- Exposure Modes – Digital Vari-Program (Auto, Portrait, Landscape, Child, Sports, Close up, Night portrait), Programmed Auto [P] with flexible program; Shutter-Priority Auto [S]; Aperture Priority Auto [A]; Manual [M]
- Exposure Compensation – ï¿½5 EV in increments of 1/3 or 1/2 EV
- Auto Exposure Lock – Luminosity locked at detected value with AE-L/AF-L button
- Auto Exposure Bracketing – Three frames ï¿½2 EV in 1/3 or 1/2 steps
- Shooting Modes – 1) Single frame shooting mode 2) Continuous shooting mode: approx. 2.5 frames per second 3) Self-timer mode 4) Delayed remote mode: 2 sec. delay 5) Quickï¿½response remote mode
- Shutter – Combined mechanical and CCD electronic shutter, 30 to 1/4000 sec. in steps of 1/3 or 1/2 EV, bulb
- Sync Contact – X-contact only; flash synchronization at up to 1/500 sec. Flash Control 1) TTL: TTL flash control by 420-pixel RGB sensor Built-in Speedlight: i-TTL Balanced Fill-Flash or standard i-TTL flash (spot metering) SB-800 or 600: i-TTL Balanced Fill-Flash or standard i-TTL flash (spot metering) 2) Auto aperture: Available with SB-800 with CPU lens 3) Non-TTL Auto: Available with Speedlights such as SB-800, 80DX, 28DX, 28, 27, and 22s 4) Distance-priority manual available with SB-800
- Flash Sync Mode – 1) Front-curtain Sync (normal sync), 2) Red-eye Reduction, 3) Red-eye Reduction with Slow Sync, 4) Slow Sync, 5) Rear-curtain Sync
- Built-in Speedlight – Auto, Portrait, Child, Close-up, Night portrait: auto flash with auto pop-up [P], [S], [A], [M]: manual pop-up with button release Guide number (ISO 200/ISO 100, m): approx. 15/11 (manual full 17/12)
- Flash Compensation – -3 to +1 EV in increments of 1/3 or 1/2 EV
- Accessory Shoe – Standard ISO hot-shoe contact with safety lock provided
- Self-timer – Electronically controlled timer of 2 to 20 seconds duration
- Remote Control – Wireless Remote Controller ML-L3 (optional)

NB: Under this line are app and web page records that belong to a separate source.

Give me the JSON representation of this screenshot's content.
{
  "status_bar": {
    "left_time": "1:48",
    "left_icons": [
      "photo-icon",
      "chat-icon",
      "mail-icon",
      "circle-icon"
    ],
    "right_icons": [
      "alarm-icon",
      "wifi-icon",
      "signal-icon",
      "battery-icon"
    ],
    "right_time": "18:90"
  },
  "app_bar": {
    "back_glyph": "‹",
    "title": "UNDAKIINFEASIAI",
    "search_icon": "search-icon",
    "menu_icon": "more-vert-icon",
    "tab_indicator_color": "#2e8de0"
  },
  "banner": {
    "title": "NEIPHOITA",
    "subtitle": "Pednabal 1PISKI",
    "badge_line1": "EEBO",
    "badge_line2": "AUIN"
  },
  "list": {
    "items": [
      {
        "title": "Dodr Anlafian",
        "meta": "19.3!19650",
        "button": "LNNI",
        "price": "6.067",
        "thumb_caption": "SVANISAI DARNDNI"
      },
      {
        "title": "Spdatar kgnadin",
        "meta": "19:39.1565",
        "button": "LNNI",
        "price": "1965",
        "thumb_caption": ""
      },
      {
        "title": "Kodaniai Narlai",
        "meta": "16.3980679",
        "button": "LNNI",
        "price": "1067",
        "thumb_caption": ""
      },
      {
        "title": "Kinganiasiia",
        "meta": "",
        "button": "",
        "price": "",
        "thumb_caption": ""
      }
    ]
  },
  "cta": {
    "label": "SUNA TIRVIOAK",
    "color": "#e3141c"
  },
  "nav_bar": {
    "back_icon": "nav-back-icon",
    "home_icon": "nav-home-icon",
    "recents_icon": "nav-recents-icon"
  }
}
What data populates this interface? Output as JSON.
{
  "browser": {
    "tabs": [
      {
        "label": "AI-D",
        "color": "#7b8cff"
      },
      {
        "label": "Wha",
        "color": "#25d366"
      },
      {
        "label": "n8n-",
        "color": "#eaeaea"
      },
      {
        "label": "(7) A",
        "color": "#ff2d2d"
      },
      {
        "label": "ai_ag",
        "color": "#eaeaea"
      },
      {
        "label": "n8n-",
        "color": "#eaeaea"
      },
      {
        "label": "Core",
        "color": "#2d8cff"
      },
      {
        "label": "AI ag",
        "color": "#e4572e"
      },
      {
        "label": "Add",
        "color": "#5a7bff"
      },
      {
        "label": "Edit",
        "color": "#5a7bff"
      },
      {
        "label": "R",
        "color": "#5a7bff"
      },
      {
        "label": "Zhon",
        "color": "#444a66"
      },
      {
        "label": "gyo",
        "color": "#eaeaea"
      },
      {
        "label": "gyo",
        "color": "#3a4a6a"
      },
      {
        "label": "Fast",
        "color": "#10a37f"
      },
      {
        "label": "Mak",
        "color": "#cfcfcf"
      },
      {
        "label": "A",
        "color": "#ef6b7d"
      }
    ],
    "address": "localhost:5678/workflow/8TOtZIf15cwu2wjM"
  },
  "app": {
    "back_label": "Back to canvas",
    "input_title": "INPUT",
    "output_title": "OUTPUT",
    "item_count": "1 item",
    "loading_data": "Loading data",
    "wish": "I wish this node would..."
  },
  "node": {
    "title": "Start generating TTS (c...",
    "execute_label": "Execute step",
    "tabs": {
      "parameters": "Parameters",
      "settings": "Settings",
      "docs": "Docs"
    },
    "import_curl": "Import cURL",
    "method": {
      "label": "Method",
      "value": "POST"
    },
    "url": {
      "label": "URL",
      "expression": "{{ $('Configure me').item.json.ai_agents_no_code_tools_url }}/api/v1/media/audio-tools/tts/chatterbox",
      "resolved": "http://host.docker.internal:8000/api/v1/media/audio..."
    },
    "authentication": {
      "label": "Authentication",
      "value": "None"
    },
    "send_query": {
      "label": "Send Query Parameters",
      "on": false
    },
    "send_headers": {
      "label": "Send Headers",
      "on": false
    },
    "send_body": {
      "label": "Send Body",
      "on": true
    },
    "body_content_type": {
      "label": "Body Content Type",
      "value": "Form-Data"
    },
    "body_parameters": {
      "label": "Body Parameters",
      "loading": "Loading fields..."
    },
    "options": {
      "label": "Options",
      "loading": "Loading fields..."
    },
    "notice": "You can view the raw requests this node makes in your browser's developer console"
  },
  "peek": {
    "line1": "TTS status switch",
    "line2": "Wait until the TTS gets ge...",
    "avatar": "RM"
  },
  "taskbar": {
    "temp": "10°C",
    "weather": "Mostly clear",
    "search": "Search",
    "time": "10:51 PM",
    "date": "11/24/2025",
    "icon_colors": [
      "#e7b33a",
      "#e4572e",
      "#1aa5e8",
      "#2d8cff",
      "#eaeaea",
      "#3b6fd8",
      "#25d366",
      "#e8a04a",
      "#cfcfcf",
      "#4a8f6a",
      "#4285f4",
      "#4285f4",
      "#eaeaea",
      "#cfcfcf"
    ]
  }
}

- Power Source – One Rechargeable Li-ion Battery EN-EL3, AC Adapter EH-5 (optional)
- Tripod Socket – 1/4 in. (ISO1222)
- Dimensions (W x H x D) – Approx. 133 x 102 x 76mm
- Weight – Approx. 540g without battery, memory card, or body cap
- Supplied Accessories* – Rechargeable Li-ion Battery EN-EL3, Quick Charger MH-18a, Video Cable, USB Cable UC-E4, Strap, Body cap, Eyepiece Cap DK-5, Rubber Eyecup DK-20, Accessory shoe cover, PictureProject CD-ROM
- Optional Accessories – Rechargeable Li-ion Battery EN-EL3, Multi Charger MH-19, Quick Charger MH-18a, AC Adapter EH-5, Speedlight SB-800/600, Eyepiece Magnifier DG-2, Angle Finder DR-6, Nikon Capture 4 (Ver.4.3) Software, Wireless Remote Control ML-L3, Semi-Soft Case CF-D50
Ok, that’s out of the way. Let’s take a quick look at the various buttons around the camera.